The drop in the ADP Employer Services gauge was less than economists forecast and followed a revised cut of 659,000 for the prior month.
Employers are slashing workers as clogged credit markets and slumps from housing to manufacturing threaten to extend the longest recession in a quarter of a century. Persistent job losses will probably further curb consumer spending, which represents about 70 percent of the economy.
ADP revised its methodology late last year to help limit differences between its calculations and the government’s payroll numbers. Last month, the new methodology overestimated the drop in December private payrolls by 162,000 after underestimating the count by about an average 116,000 a month in the first 10 months of 2008 before the revision.
The Labor Department may report in two days that the economy lost 535,000 jobs in January and the unemployment rate jumped to a 16-year high of 7.5 percent, according to median forecasts in a Bloomberg News survey. The U.S. lost almost 2.6 million jobs in 2008, the most since 1945.
The ADP report was also forecast to show a decline of 535,000 jobs, according to the median estimate of 23 economists in a Bloomberg News survey. Projections ranged from decreases of 487,000 to 720,000.
ADP includes only private employment and does not take into account hiring by government agencies. Macroeconomic Advisers LLC in St. Louis produces the report jointly with ADP.
Job cuts announced by U.S. employers more than tripled in January from a year earlier, led by planned cutbacks at retailers following the worst holiday-shopping season in four decades, the Chicago-based placement firm Challenger, Gray & Christmas Inc. said today. Firing announcements rose 222 percent last month from January 2008, to 241,749. It was the largest total since January 2002, when job cuts reached a record of 248,475, Challenger said.
Today’s report showed a reduction of 243,000 workers in goods-producing industries including manufacturers and construction companies. Service providers cut 279,000 workers. Employment in construction dropped by 83,000.
Companies employing more than 499 workers shrank their workforces by 92,000 jobs. Medium-sized businesses, with 50 to 499 employees, cut 255,000 jobs and small companies decreased payrolls by 175,000.
Businesses continue to announce firings. Rockwell Collins Inc., an aircraft-parts producer, yesterday said it will eliminate 600 positions in coming weeks, and PNC Financial Services Group Inc. said it plans to cut 5,800 jobs by 2011.

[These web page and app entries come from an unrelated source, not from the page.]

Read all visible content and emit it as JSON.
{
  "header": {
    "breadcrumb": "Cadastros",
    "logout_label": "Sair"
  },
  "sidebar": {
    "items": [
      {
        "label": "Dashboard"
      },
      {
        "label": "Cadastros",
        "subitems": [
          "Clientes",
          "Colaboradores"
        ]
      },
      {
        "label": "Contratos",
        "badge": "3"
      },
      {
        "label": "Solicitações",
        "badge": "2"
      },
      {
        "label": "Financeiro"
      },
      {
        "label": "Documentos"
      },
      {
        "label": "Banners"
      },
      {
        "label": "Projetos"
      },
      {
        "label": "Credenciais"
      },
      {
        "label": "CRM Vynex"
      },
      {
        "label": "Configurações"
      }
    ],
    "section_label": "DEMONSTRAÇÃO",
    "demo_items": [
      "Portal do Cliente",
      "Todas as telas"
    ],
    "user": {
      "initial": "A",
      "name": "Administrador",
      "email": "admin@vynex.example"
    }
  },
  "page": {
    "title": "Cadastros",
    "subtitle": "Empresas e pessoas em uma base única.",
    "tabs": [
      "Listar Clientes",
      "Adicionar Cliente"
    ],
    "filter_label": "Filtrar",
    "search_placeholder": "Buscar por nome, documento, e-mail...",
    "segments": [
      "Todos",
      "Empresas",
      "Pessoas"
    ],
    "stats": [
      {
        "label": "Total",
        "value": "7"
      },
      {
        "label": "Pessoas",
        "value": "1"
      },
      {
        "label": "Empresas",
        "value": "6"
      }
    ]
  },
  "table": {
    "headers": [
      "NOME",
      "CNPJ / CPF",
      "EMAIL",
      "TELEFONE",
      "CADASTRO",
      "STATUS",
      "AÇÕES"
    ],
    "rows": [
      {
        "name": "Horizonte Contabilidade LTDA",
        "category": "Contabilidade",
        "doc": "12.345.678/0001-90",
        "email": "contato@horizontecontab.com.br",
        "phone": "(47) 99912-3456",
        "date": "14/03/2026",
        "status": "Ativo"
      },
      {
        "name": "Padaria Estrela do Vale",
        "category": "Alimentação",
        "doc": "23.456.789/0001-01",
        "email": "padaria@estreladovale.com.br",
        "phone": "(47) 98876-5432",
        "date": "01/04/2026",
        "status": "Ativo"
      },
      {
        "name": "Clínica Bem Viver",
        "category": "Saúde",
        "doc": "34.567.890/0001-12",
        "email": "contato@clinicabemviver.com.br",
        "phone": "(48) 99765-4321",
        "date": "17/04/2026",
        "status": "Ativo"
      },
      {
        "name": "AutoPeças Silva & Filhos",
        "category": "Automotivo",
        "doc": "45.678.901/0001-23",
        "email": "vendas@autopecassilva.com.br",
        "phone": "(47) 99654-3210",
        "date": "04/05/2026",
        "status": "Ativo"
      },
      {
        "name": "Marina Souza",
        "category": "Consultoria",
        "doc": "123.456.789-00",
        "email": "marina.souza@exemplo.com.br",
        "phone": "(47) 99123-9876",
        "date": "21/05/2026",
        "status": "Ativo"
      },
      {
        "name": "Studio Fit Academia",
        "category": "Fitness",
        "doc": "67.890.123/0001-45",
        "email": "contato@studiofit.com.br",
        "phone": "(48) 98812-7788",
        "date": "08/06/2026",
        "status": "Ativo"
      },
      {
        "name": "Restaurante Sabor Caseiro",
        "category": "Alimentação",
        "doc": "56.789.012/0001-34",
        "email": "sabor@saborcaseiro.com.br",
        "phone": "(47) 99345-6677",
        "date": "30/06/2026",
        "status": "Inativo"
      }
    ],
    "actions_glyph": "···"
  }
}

The ADP report is based on data from 400,000 businesses with about 24 million workers on payrolls.
ADP began keeping records in January 2001 and started publishing its numbers in 2006.